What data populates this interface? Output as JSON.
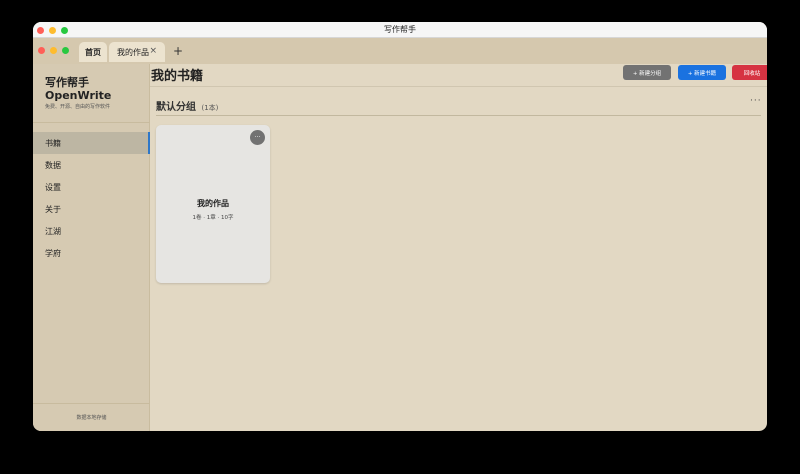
{
  "window": {
    "title": "写作帮手"
  },
  "tabs": [
    {
      "label": "首页"
    },
    {
      "label": "我的作品",
      "close": "×"
    }
  ],
  "new_tab": "+",
  "sidebar": {
    "app_name": "写作帮手",
    "app_name_en": "OpenWrite",
    "tagline": "免费、开源、自由的写作软件",
    "items": [
      {
        "label": "书籍"
      },
      {
        "label": "数据"
      },
      {
        "label": "设置"
      },
      {
        "label": "关于"
      },
      {
        "label": "江湖"
      },
      {
        "label": "学府"
      }
    ],
    "footer": "数据本地存储"
  },
  "main": {
    "title": "我的书籍",
    "buttons": {
      "new_group": "+ 新建分组",
      "new_book": "+ 新建书籍",
      "recycle": "回收站"
    },
    "group": {
      "title": "默认分组",
      "count": "(1本)",
      "more": "···"
    },
    "book": {
      "title": "我的作品",
      "meta": "1卷 · 1章 · 10字",
      "more": "···"
    }
  },
  "colors": {
    "background": "#e2d8c3",
    "sidebar": "#d6cab2",
    "primary": "#1a72e0",
    "danger": "#d63342",
    "neutral": "#727272",
    "active_indicator": "#2e77c8"
  }
}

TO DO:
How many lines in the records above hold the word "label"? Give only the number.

EXPECTED OUTPUT:
8